■ **PROBLEM DETAILS**
Type out the entries below again, character for character.

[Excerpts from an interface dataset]

========================================

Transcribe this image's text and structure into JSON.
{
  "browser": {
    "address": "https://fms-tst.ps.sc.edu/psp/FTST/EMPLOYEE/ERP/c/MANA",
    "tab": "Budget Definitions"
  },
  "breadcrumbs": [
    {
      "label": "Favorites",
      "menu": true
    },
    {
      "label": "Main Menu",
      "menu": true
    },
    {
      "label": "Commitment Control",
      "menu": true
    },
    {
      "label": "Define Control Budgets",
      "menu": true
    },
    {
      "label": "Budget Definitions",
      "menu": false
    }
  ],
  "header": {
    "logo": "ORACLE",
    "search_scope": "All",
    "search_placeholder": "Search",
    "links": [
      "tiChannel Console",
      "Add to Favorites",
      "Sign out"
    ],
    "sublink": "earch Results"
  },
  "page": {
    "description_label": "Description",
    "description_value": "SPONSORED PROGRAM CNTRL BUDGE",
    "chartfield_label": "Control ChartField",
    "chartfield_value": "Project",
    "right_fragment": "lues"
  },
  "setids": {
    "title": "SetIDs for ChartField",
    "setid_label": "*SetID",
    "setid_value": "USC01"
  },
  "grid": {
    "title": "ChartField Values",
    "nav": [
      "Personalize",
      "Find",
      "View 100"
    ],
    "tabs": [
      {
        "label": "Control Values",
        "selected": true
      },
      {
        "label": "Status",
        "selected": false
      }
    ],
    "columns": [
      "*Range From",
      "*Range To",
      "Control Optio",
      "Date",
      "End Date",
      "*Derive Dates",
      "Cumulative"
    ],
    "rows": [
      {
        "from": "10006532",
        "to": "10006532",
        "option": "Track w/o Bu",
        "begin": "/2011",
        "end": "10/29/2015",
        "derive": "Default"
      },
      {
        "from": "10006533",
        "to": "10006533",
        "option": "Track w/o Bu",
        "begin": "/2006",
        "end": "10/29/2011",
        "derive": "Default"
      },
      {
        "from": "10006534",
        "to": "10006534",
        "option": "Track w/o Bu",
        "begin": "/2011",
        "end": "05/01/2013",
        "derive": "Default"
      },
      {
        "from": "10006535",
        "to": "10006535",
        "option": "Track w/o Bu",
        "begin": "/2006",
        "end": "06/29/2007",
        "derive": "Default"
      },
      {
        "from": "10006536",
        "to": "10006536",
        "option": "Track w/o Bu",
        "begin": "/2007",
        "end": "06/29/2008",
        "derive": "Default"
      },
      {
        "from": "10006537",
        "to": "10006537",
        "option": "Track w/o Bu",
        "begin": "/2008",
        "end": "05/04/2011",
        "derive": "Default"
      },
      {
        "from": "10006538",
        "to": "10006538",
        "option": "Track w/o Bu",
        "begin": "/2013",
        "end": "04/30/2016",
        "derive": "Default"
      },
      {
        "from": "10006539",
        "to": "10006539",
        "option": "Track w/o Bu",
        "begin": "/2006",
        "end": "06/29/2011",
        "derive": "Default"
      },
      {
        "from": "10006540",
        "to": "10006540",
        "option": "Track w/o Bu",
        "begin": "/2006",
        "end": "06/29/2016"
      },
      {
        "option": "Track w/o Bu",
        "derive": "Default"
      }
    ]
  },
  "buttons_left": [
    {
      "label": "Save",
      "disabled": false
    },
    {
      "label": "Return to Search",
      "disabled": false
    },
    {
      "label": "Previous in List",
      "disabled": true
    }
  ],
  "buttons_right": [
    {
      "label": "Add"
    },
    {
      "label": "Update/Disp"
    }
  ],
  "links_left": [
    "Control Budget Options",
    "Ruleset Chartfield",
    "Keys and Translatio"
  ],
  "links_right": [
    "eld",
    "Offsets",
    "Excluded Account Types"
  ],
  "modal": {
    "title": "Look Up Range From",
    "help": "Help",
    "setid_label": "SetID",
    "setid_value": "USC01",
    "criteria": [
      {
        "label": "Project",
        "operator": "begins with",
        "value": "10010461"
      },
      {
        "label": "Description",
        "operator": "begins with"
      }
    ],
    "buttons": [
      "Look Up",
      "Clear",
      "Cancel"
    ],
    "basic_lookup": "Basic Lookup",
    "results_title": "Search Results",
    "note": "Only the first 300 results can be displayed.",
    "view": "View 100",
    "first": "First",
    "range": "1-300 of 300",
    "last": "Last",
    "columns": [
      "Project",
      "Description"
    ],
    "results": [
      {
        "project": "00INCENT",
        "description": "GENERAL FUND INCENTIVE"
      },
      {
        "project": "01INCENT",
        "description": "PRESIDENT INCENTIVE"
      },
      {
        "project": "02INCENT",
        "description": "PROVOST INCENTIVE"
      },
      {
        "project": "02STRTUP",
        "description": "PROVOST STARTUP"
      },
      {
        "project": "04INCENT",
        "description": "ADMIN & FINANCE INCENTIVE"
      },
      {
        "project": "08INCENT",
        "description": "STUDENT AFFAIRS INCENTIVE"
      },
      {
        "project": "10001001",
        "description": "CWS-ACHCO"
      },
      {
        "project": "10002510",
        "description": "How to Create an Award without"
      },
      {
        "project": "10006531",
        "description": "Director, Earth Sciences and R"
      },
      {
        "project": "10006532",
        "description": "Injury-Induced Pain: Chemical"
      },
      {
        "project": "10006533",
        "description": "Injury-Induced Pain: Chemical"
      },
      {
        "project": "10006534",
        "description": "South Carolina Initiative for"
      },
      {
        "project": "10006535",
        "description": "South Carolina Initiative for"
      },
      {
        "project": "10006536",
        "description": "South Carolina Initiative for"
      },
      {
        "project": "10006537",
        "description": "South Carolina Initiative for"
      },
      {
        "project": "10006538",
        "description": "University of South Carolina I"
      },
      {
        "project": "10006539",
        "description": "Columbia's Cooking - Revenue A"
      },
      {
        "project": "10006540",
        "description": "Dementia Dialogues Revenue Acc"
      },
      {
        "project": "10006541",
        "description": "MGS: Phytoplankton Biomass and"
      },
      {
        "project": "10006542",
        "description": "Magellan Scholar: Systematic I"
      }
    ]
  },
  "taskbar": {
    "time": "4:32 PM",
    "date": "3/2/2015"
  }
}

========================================

■ **FINISHED TASK**
Transcribe this image's text and structure into JSON.
{
  "browser": {
    "address": "https://fms-tst.ps.sc.edu/psp/FTST/EMPLOYEE/ERP/c/MANA",
    "tab": "Budget Definitions"
  },
  "breadcrumbs": [
    {
      "label": "Favorites",
      "menu": true
    },
    {
      "label": "Main Menu",
      "menu": true
    },
    {
      "label": "Commitment Control",
      "menu": true
    },
    {
      "label": "Define Control Budgets",
      "menu": true
    },
    {
      "label": "Budget Definitions",
      "menu": false
    }
  ],
  "header": {
    "logo": "ORACLE",
    "search_scope": "All",
    "search_placeholder": "Search",
    "links": [
      "tiChannel Console",
      "Add to Favorites",
      "Sign out"
    ],
    "sublink": "earch Results"
  },
  "page": {
    "description_label": "Description",
    "description_value": "SPONSORED PROGRAM CNTRL BUDGE",
    "chartfield_label": "Control ChartField",
    "chartfield_value": "Project",
    "right_fragment": "lues"
  },
  "setids": {
    "title": "SetIDs for ChartField",
    "setid_label": "*SetID",
    "setid_value": "USC01"
  },
  "grid": {
    "title": "ChartField Values",
    "nav": [
      "Personalize",
      "Find",
      "View 100"
    ],
    "tabs": [
      {
        "label": "Control Values",
        "selected": true
      },
      {
        "label": "Status",
        "selected": false
      }
    ],
    "columns": [
      "*Range From",
      "*Range To",
      "Control Optio",
      "Date",
      "End Date",
      "*Derive Dates",
      "Cumulative"
    ],
    "rows": [
      {
        "from": "10006532",
        "to": "10006532",
        "option": "Track w/o Bu",
        "begin": "/2011",
        "end": "10/29/2015",
        "derive": "Default"
      },
      {
        "from": "10006533",
        "to": "10006533",
        "option": "Track w/o Bu",
        "begin": "/2006",
        "end": "10/29/2011",
        "derive": "Default"
      },
      {
        "from": "10006534",
        "to": "10006534",
        "option": "Track w/o Bu",
        "begin": "/2011",
        "end": "05/01/2013",
        "derive": "Default"
      },
      {
        "from": "10006535",
        "to": "10006535",
        "option": "Track w/o Bu",
        "begin": "/2006",
        "end": "06/29/2007",
        "derive": "Default"
      },
      {
        "from": "10006536",
        "to": "10006536",
        "option": "Track w/o Bu",
        "begin": "/2007",
        "end": "06/29/2008",
        "derive": "Default"
      },
      {
        "from": "10006537",
        "to": "10006537",
        "option": "Track w/o Bu",
        "begin": "/2008",
        "end": "05/04/2011",
        "derive": "Default"
      },
      {
        "from": "10006538",
        "to": "10006538",
        "option": "Track w/o Bu",
        "begin": "/2013",
        "end": "04/30/2016",
        "derive": "Default"
      },
      {
        "from": "10006539",
        "to": "10006539",
        "option": "Track w/o Bu",
        "begin": "/2006",
        "end": "06/29/2011",
        "derive": "Default"
      },
      {
        "from": "10006540",
        "to": "10006540",
        "option": "Track w/o Bu",
        "begin": "/2006",
        "end": "06/29/2016"
      },
      {
        "option": "Track w/o Bu",
        "derive": "Default"
      }
    ]
  },
  "buttons_left": [
    {
      "label": "Save",
      "disabled": false
    },
    {
      "label": "Return to Search",
      "disabled": false
    },
    {
      "label": "Previous in List",
      "disabled": true
    }
  ],
  "buttons_right": [
    {
      "label": "Add"
    },
    {
      "label": "Update/Disp"
    }
  ],
  "links_left": [
    "Control Budget Options",
    "Ruleset Chartfield",
    "Keys and Translatio"
  ],
  "links_right": [
    "eld",
    "Offsets",
    "Excluded Account Types"
  ],
  "modal": {
    "title": "Look Up Range From",
    "help": "Help",
    "setid_label": "SetID",
    "setid_value": "USC01",
    "criteria": [
      {
        "label": "Project",
        "operator": "begins with",
        "value": "10010461"
      },
      {
        "label": "Description",
        "operator": "begins with"
      }
    ],
    "buttons": [
      "Look Up",
      "Clear",
      "Cancel"
    ],
    "basic_lookup": "Basic Lookup",
    "results_title": "Search Results",
    "note": "Only the first 300 results can be displayed.",
    "view": "View 100",
    "first": "First",
    "range": "1-300 of 300",
    "last": "Last",
    "columns": [
      "Project",
      "Description"
    ],
    "results": [
      {
        "project": "00INCENT",
        "description": "GENERAL FUND INCENTIVE"
      },
      {
        "project": "01INCENT",
        "description": "PRESIDENT INCENTIVE"
      },
      {
        "project": "02INCENT",
        "description": "PROVOST INCENTIVE"
      },
      {
        "project": "02STRTUP",
        "description": "PROVOST STARTUP"
      },
      {
        "project": "04INCENT",
        "description": "ADMIN & FINANCE INCENTIVE"
      },
      {
        "project": "08INCENT",
        "description": "STUDENT AFFAIRS INCENTIVE"
      },
      {
        "project": "10001001",
        "description": "CWS-ACHCO"
      },
      {
        "project": "10002510",
        "description": "How to Create an Award without"
      },
      {
        "project": "10006531",
        "description": "Director, Earth Sciences and R"
      },
      {
        "project": "10006532",
        "description": "Injury-Induced Pain: Chemical"
      },
      {
        "project": "10006533",
        "description": "Injury-Induced Pain: Chemical"
      },
      {
        "project": "10006534",
        "description": "South Carolina Initiative for"
      },
      {
        "project": "10006535",
        "description": "South Carolina Initiative for"
      },
      {
        "project": "10006536",
        "description": "South Carolina Initiative for"
      },
      {
        "project": "10006537",
        "description": "South Carolina Initiative for"
      },
      {
        "project": "10006538",
        "description": "University of South Carolina I"
      },
      {
        "project": "10006539",
        "description": "Columbia's Cooking - Revenue A"
      },
      {
        "project": "10006540",
        "description": "Dementia Dialogues Revenue Acc"
      },
      {
        "project": "10006541",
        "description": "MGS: Phytoplankton Biomass and"
      },
      {
        "project": "10006542",
        "description": "Magellan Scholar: Systematic I"
      }
    ]
  },
  "taskbar": {
    "time": "4:32 PM",
    "date": "3/2/2015"
  }
}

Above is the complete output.